### What you have to do
Scan the entries below. Return every line that includes "ImagesStitching".
*** Input data ***
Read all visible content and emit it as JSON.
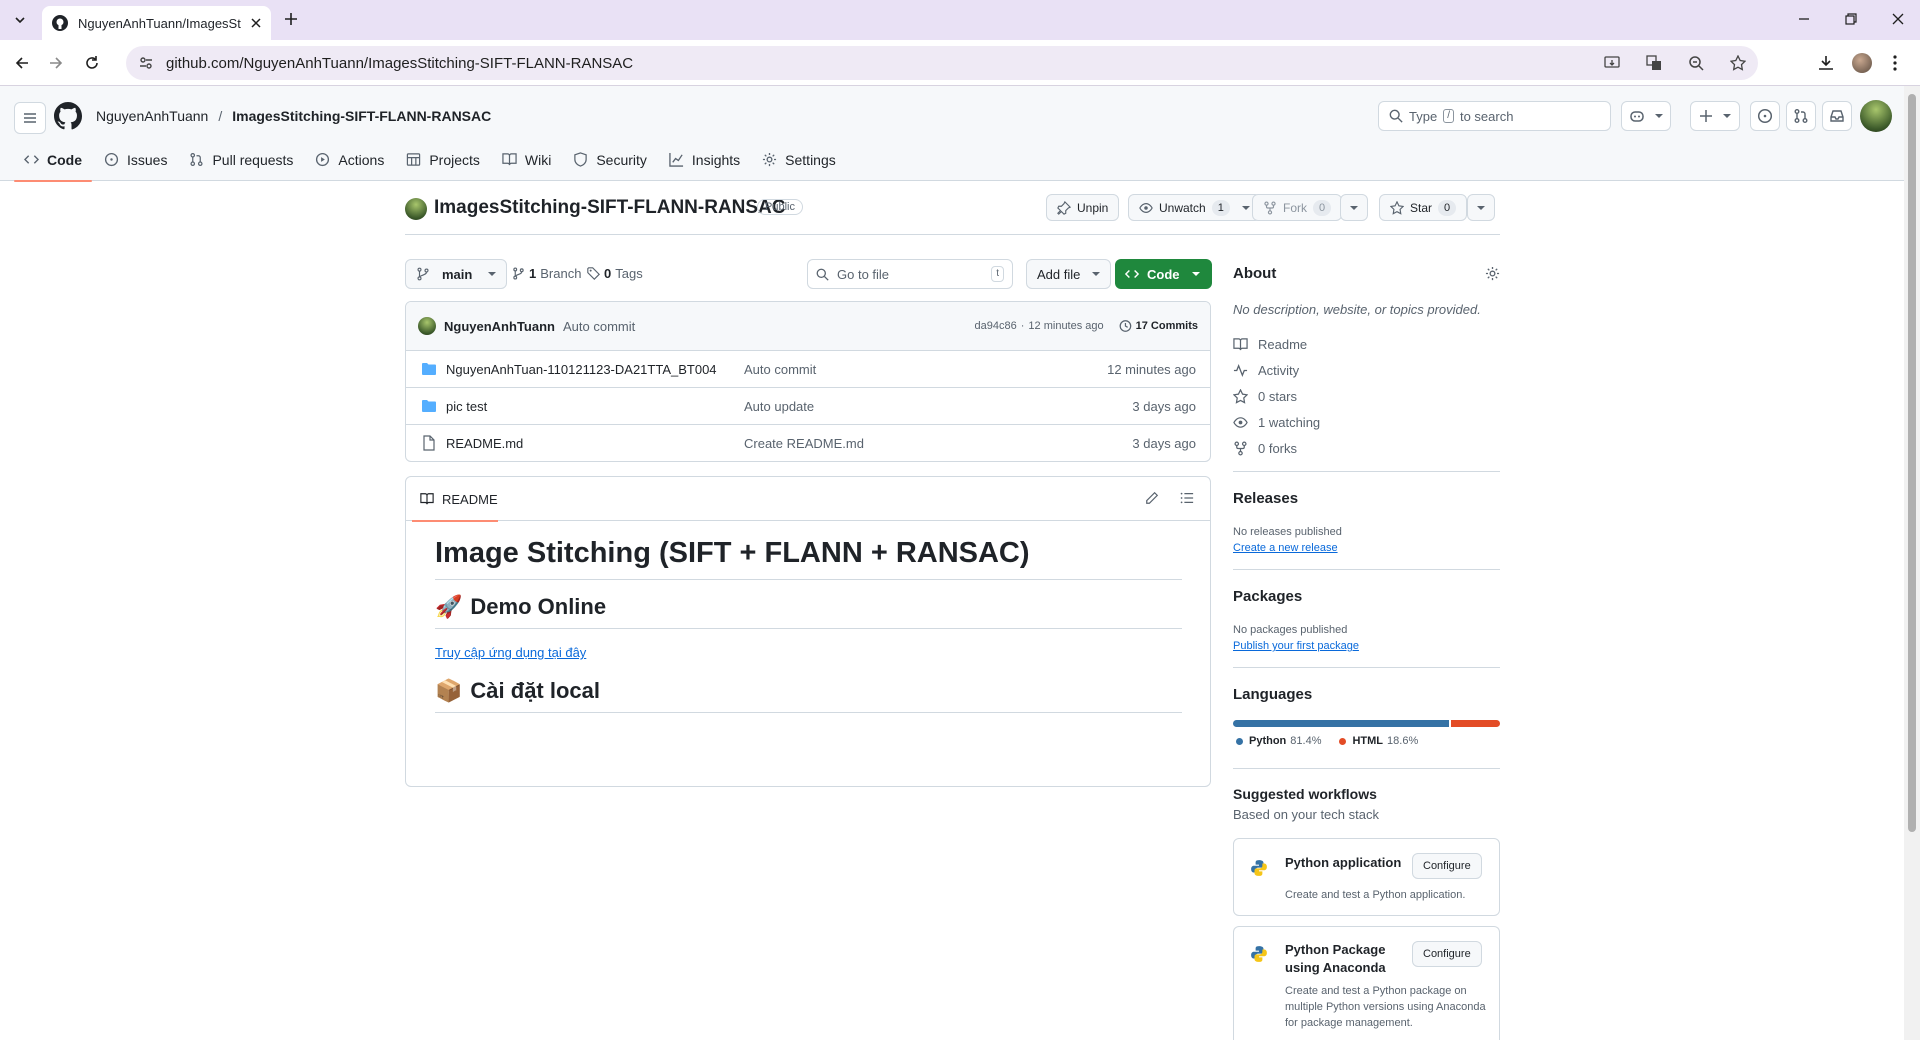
{
  "browser": {
    "tab_title": "NguyenAnhTuann/ImagesStitch",
    "url": "github.com/NguyenAnhTuann/ImagesStitching-SIFT-FLANN-RANSAC"
  },
  "header": {
    "owner": "NguyenAnhTuann",
    "sep": "/",
    "repo": "ImagesStitching-SIFT-FLANN-RANSAC",
    "search_pre": "Type",
    "search_key": "/",
    "search_post": "to search"
  },
  "nav": {
    "tabs": [
      {
        "label": "Code",
        "icon": "code-icon"
      },
      {
        "label": "Issues",
        "icon": "issue-icon"
      },
      {
        "label": "Pull requests",
        "icon": "pull-request-icon"
      },
      {
        "label": "Actions",
        "icon": "play-icon"
      },
      {
        "label": "Projects",
        "icon": "table-icon"
      },
      {
        "label": "Wiki",
        "icon": "book-icon"
      },
      {
        "label": "Security",
        "icon": "shield-icon"
      },
      {
        "label": "Insights",
        "icon": "graph-icon"
      },
      {
        "label": "Settings",
        "icon": "gear-icon"
      }
    ]
  },
  "repo": {
    "name": "ImagesStitching-SIFT-FLANN-RANSAC",
    "visibility": "Public",
    "unpin": "Unpin",
    "unwatch": "Unwatch",
    "watch_count": "1",
    "fork": "Fork",
    "fork_count": "0",
    "star": "Star",
    "star_count": "0"
  },
  "toolbar": {
    "branch": "main",
    "branches_n": "1",
    "branches_label": "Branch",
    "tags_n": "0",
    "tags_label": "Tags",
    "goto_placeholder": "Go to file",
    "goto_key": "t",
    "add_file": "Add file",
    "code": "Code"
  },
  "commit": {
    "author": "NguyenAnhTuann",
    "message": "Auto commit",
    "hash": "da94c86",
    "sep": "·",
    "time": "12 minutes ago",
    "commits": "17 Commits"
  },
  "files": [
    {
      "type": "folder",
      "name": "NguyenAnhTuan-110121123-DA21TTA_BT004",
      "message": "Auto commit",
      "time": "12 minutes ago"
    },
    {
      "type": "folder",
      "name": "pic test",
      "message": "Auto update",
      "time": "3 days ago"
    },
    {
      "type": "file",
      "name": "README.md",
      "message": "Create README.md",
      "time": "3 days ago"
    }
  ],
  "readme": {
    "tab": "README",
    "h1": "Image Stitching (SIFT + FLANN + RANSAC)",
    "h2a_emoji": "🚀",
    "h2a": "Demo Online",
    "link": "Truy cập ứng dụng tại đây",
    "h2b_emoji": "📦",
    "h2b": "Cài đặt local"
  },
  "about": {
    "title": "About",
    "desc": "No description, website, or topics provided.",
    "items": [
      {
        "icon": "book-icon",
        "label": "Readme"
      },
      {
        "icon": "pulse-icon",
        "label": "Activity"
      },
      {
        "icon": "star-icon",
        "label": "0 stars"
      },
      {
        "icon": "eye-icon",
        "label": "1 watching"
      },
      {
        "icon": "fork-icon",
        "label": "0 forks"
      }
    ]
  },
  "releases": {
    "title": "Releases",
    "none": "No releases published",
    "link": "Create a new release"
  },
  "packages": {
    "title": "Packages",
    "none": "No packages published",
    "link": "Publish your first package"
  },
  "languages": {
    "title": "Languages",
    "items": [
      {
        "name": "Python",
        "pct": "81.4%",
        "value": 81.4,
        "color": "#3572a5"
      },
      {
        "name": "HTML",
        "pct": "18.6%",
        "value": 18.6,
        "color": "#e34c26"
      }
    ]
  },
  "workflows": {
    "title": "Suggested workflows",
    "subtitle": "Based on your tech stack",
    "items": [
      {
        "name": "Python application",
        "desc": "Create and test a Python application.",
        "btn": "Configure"
      },
      {
        "name": "Python Package using Anaconda",
        "desc": "Create and test a Python package on multiple Python versions using Anaconda for package management.",
        "btn": "Configure"
      }
    ]
  }
}
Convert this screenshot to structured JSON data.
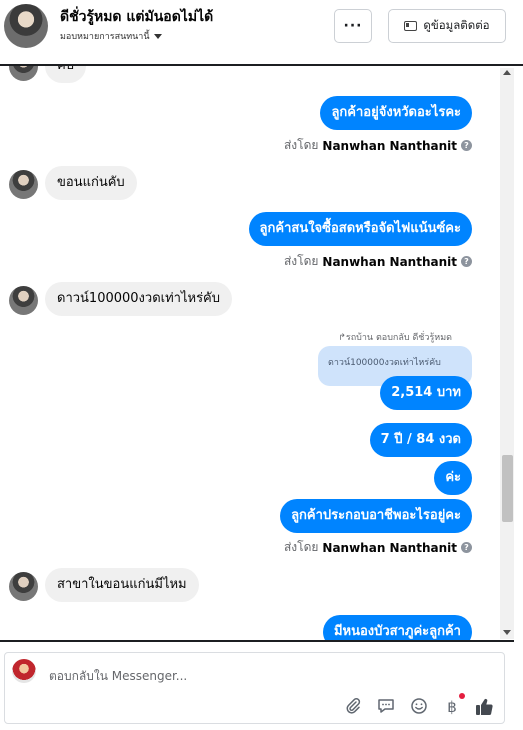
{
  "header": {
    "title": "ดีชั่วรู้หมด แต่มันอดไม่ได้",
    "assigned": "มอบหมายการสนทนานี้",
    "more_label": "···",
    "contact_label": "ดูข้อมูลติดต่อ"
  },
  "messages": {
    "cut_top": "คับ",
    "out_1": "ลูกค้าอยู่จังหวัดอะไรคะ",
    "sent_by_prefix": "ส่งโดย",
    "sent_by_name": "Nanwhan Nanthanit",
    "in_1": "ขอนแก่นคับ",
    "out_2": "ลูกค้าสนใจซื้อสดหรือจัดไฟแน้นซ์คะ",
    "in_2": "ดาวน์100000งวดเท่าไหร่คับ",
    "reply_note": "↱รถบ้าน ตอบกลับ ดีชั่วรู้หมด",
    "quoted": "ดาวน์100000งวดเท่าไหร่คับ",
    "out_3": "2,514 บาท",
    "out_4": "7 ปี / 84 งวด",
    "out_5": "ค่ะ",
    "out_6": "ลูกค้าประกอบอาชีพอะไรอยู่คะ",
    "in_3": "สาขาในขอนแก่นมีไหม",
    "out_7": "มีหนองบัวสาภูค่ะลูกค้า"
  },
  "composer": {
    "placeholder": "ตอบกลับใน Messenger..."
  },
  "icons": [
    "more-icon",
    "contact-card-icon",
    "help-icon",
    "attach-icon",
    "saved-reply-icon",
    "emoji-icon",
    "baht-icon",
    "like-icon"
  ],
  "colors": {
    "accent": "#0084ff",
    "incoming_bubble": "#f0f0f0",
    "quote_bubble": "#cfe3fb"
  }
}
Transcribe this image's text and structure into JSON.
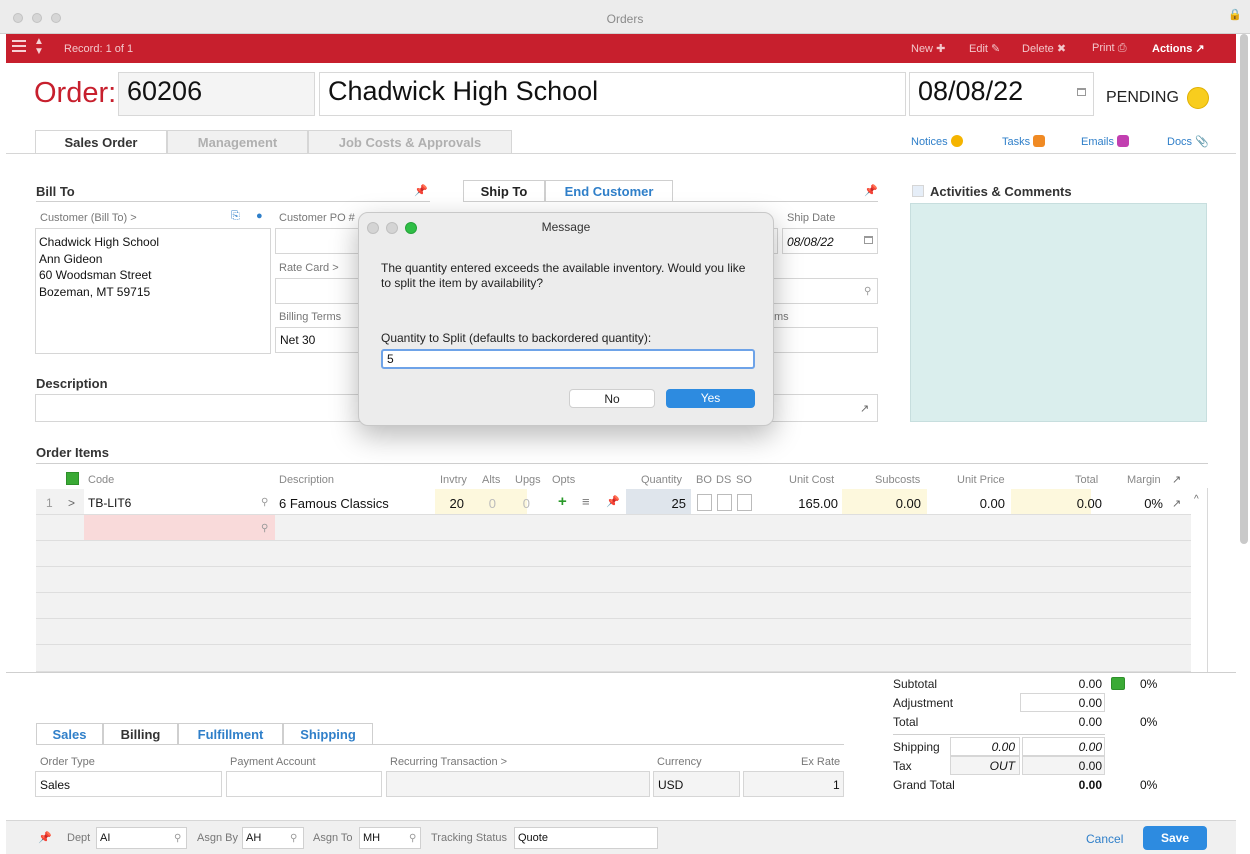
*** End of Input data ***
### Answer below
    "url": "github.com/NguyenAnhTuann/ImagesStitching-SIFT-FLANN-RANSAC"
    "repo": "ImagesStitching-SIFT-FLANN-RANSAC",
    "name": "ImagesStitching-SIFT-FLANN-RANSAC",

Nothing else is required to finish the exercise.